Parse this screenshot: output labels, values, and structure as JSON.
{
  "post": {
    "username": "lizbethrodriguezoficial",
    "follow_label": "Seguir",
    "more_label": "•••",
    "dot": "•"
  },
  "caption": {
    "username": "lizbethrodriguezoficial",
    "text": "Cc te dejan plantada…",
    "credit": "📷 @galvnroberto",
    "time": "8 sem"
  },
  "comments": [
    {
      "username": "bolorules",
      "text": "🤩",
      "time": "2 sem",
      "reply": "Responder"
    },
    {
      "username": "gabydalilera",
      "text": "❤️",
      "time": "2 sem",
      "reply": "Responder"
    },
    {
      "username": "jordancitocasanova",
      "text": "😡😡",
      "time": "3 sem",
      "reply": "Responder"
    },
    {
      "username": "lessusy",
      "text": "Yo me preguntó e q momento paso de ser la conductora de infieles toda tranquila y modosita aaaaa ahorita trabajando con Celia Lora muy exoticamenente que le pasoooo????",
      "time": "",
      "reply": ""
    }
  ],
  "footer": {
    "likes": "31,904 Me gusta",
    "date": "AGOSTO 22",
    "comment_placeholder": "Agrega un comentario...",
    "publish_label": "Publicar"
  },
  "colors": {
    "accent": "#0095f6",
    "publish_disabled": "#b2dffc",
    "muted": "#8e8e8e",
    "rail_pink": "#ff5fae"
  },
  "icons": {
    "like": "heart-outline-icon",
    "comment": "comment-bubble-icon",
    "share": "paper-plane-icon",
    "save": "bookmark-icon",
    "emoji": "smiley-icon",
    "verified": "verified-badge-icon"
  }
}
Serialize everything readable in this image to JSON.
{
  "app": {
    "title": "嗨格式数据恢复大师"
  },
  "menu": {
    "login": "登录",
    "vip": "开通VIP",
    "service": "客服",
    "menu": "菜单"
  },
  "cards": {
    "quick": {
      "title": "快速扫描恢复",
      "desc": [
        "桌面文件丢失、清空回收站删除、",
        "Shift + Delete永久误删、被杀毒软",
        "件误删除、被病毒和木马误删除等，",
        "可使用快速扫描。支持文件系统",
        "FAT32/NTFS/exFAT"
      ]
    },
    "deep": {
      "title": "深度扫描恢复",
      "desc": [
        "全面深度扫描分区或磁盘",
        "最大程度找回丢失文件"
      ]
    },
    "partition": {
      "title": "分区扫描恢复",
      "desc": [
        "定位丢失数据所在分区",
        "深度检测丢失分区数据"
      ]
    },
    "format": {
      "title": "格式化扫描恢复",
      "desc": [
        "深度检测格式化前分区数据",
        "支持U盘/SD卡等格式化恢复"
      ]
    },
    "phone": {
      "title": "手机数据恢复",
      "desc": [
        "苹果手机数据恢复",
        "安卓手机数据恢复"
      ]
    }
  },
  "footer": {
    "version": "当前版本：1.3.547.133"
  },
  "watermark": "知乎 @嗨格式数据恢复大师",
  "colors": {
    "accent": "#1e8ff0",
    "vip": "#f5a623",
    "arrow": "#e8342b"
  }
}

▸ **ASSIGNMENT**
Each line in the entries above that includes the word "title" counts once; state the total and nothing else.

▸ **YOUR RESPONSE**
6